Component data from apps and pages:
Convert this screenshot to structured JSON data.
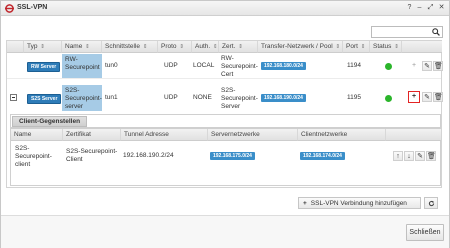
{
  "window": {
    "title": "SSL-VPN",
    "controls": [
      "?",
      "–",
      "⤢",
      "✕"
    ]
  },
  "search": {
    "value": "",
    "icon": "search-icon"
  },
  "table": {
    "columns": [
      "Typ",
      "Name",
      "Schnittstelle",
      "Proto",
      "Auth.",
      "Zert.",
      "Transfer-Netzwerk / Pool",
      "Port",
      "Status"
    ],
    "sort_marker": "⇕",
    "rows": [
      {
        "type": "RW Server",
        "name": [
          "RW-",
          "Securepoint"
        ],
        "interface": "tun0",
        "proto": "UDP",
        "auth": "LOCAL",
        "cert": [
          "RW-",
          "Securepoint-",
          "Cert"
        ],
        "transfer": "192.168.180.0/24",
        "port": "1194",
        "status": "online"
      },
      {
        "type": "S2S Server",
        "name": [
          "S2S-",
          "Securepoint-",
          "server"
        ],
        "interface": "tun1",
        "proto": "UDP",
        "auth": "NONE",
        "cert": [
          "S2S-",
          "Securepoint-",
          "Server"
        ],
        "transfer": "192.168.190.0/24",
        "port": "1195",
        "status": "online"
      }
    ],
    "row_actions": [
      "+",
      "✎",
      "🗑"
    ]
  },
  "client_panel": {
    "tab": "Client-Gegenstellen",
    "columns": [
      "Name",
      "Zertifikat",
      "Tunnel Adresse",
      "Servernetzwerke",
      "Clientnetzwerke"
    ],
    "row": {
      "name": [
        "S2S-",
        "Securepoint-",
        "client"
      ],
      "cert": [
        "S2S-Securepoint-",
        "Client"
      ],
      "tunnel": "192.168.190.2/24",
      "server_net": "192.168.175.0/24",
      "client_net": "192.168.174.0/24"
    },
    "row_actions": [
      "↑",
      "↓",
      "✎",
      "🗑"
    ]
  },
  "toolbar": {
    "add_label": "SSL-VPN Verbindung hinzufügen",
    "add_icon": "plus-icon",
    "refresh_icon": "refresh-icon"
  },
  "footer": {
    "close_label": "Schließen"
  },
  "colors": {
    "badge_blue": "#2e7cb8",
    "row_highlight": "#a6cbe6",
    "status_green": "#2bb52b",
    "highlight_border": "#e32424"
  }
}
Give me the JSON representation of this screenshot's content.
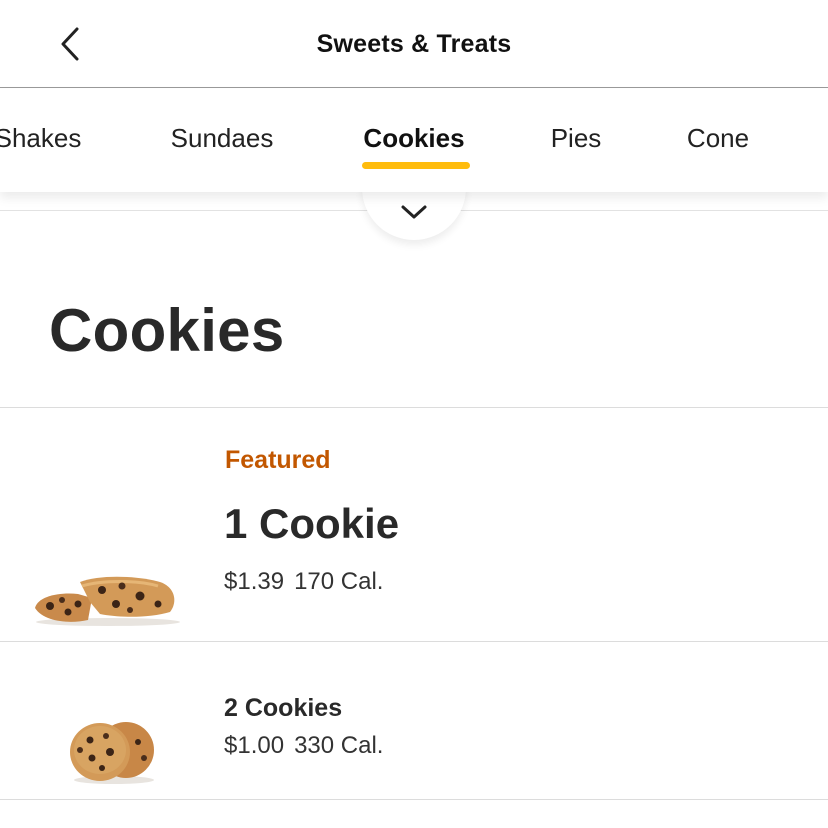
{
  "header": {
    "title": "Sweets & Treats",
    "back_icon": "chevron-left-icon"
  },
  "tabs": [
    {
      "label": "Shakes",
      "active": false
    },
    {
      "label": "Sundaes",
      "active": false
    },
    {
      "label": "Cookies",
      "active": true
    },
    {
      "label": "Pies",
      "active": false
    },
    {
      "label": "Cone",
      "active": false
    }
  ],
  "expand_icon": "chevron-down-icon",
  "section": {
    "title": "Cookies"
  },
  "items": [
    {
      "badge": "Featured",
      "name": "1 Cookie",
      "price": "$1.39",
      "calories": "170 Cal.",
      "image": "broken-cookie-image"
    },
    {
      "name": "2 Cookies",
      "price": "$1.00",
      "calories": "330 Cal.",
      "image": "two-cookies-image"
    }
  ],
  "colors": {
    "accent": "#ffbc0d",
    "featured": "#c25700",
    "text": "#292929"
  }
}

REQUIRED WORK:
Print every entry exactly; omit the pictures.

RESULT:
Convert this screenshot to structured JSON data.
{
  "window": {
    "title": "SSL-VPN",
    "controls": [
      "?",
      "–",
      "⤢",
      "✕"
    ]
  },
  "search": {
    "value": "",
    "icon": "search-icon"
  },
  "table": {
    "columns": [
      "Typ",
      "Name",
      "Schnittstelle",
      "Proto",
      "Auth.",
      "Zert.",
      "Transfer-Netzwerk / Pool",
      "Port",
      "Status"
    ],
    "sort_marker": "⇕",
    "rows": [
      {
        "type": "RW Server",
        "name": [
          "RW-",
          "Securepoint"
        ],
        "interface": "tun0",
        "proto": "UDP",
        "auth": "LOCAL",
        "cert": [
          "RW-",
          "Securepoint-",
          "Cert"
        ],
        "transfer": "192.168.180.0/24",
        "port": "1194",
        "status": "online"
      },
      {
        "type": "S2S Server",
        "name": [
          "S2S-",
          "Securepoint-",
          "server"
        ],
        "interface": "tun1",
        "proto": "UDP",
        "auth": "NONE",
        "cert": [
          "S2S-",
          "Securepoint-",
          "Server"
        ],
        "transfer": "192.168.190.0/24",
        "port": "1195",
        "status": "online"
      }
    ],
    "row_actions": [
      "+",
      "✎",
      "🗑"
    ]
  },
  "client_panel": {
    "tab": "Client-Gegenstellen",
    "columns": [
      "Name",
      "Zertifikat",
      "Tunnel Adresse",
      "Servernetzwerke",
      "Clientnetzwerke"
    ],
    "row": {
      "name": [
        "S2S-",
        "Securepoint-",
        "client"
      ],
      "cert": [
        "S2S-Securepoint-",
        "Client"
      ],
      "tunnel": "192.168.190.2/24",
      "server_net": "192.168.175.0/24",
      "client_net": "192.168.174.0/24"
    },
    "row_actions": [
      "↑",
      "↓",
      "✎",
      "🗑"
    ]
  },
  "toolbar": {
    "add_label": "SSL-VPN Verbindung hinzufügen",
    "add_icon": "plus-icon",
    "refresh_icon": "refresh-icon"
  },
  "footer": {
    "close_label": "Schließen"
  },
  "colors": {
    "badge_blue": "#2e7cb8",
    "row_highlight": "#a6cbe6",
    "status_green": "#2bb52b",
    "highlight_border": "#e32424"
  }
}
Give me the JSON representation of this screenshot's content.
{
  "header": {
    "title": "Sweets & Treats",
    "back_icon": "chevron-left-icon"
  },
  "tabs": [
    {
      "label": "Shakes",
      "active": false
    },
    {
      "label": "Sundaes",
      "active": false
    },
    {
      "label": "Cookies",
      "active": true
    },
    {
      "label": "Pies",
      "active": false
    },
    {
      "label": "Cone",
      "active": false
    }
  ],
  "expand_icon": "chevron-down-icon",
  "section": {
    "title": "Cookies"
  },
  "items": [
    {
      "badge": "Featured",
      "name": "1 Cookie",
      "price": "$1.39",
      "calories": "170 Cal.",
      "image": "broken-cookie-image"
    },
    {
      "name": "2 Cookies",
      "price": "$1.00",
      "calories": "330 Cal.",
      "image": "two-cookies-image"
    }
  ],
  "colors": {
    "accent": "#ffbc0d",
    "featured": "#c25700",
    "text": "#292929"
  }
}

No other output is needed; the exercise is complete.